Officials hope that an agreement in the G7 will lead to even broader support when the group of 20 finance ministers meets in Italy next month and paves the way for a final deal when the G20 leaders meet in October. Negotiations take place through the Organization for Economic Co-operation and Development, the Paris-based international political agency that counts the richest nations in the world among its members.
Implementation of the agreement will be complex and will require countries to change their laws to comply with the basic agreements. The Republican legislature in the United States has already expressed concern about the proposals.
The Biden government still holds out the prospect of retaliatory tariffs against European countries that have introduced digital taxes.
Earlier this week, the government imposed tariffs on goods valued at around $ 2.1 billion from Austria, the UK, India, Italy, Spain and Turkey, but immediately suspended those tariffs for 180 days to allow negotiations to continue enable.

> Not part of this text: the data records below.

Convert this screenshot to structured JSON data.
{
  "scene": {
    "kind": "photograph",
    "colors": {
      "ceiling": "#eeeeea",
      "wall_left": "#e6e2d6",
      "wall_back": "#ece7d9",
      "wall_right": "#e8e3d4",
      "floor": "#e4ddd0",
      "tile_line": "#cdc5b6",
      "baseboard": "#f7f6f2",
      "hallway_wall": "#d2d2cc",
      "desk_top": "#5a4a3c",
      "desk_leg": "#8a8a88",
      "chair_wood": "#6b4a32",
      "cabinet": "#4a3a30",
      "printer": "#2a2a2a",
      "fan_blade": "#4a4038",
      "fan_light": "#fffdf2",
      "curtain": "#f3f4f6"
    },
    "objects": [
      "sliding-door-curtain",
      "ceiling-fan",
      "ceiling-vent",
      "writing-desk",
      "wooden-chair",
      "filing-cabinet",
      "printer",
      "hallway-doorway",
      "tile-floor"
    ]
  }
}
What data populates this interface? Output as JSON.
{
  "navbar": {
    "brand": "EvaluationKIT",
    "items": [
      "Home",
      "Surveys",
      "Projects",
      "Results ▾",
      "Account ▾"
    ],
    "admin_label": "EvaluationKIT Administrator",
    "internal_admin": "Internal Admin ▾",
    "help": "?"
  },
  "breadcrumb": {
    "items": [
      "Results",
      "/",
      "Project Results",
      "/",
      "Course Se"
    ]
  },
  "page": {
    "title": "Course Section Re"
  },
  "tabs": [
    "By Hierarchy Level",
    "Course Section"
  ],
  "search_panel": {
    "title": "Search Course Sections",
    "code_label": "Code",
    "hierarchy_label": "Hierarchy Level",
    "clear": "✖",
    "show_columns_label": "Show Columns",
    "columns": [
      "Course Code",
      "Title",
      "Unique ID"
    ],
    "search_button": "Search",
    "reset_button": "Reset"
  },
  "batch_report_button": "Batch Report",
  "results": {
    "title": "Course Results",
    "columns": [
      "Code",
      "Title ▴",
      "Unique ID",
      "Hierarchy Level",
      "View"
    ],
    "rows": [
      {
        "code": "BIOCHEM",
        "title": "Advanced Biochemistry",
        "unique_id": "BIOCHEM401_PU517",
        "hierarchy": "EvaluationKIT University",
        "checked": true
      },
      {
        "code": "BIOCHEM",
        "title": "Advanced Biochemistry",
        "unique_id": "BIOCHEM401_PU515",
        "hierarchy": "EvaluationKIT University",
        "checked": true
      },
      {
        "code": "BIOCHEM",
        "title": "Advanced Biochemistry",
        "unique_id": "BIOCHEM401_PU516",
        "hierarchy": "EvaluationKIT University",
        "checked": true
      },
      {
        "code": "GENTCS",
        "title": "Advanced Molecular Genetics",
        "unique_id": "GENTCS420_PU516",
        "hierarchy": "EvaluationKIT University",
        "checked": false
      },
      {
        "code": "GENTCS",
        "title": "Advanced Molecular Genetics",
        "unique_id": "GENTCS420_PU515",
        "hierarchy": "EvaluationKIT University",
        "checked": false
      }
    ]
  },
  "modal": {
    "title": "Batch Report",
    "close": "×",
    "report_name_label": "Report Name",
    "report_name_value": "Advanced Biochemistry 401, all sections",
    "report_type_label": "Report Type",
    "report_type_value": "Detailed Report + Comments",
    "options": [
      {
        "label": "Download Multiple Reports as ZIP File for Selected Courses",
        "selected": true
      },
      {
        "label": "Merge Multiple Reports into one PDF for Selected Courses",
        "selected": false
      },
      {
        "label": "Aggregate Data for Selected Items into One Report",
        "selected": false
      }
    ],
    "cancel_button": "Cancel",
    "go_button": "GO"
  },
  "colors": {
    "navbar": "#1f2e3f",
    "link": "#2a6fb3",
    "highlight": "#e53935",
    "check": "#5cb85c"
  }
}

The G7 countries are Great Britain, Canada, France, Germany, Italy, Japan and the United States. The summit is the first face-to-face meeting of top officials from the world’s advanced economies since the pandemic broke out in early 2020 and has turned such events into virtual affairs.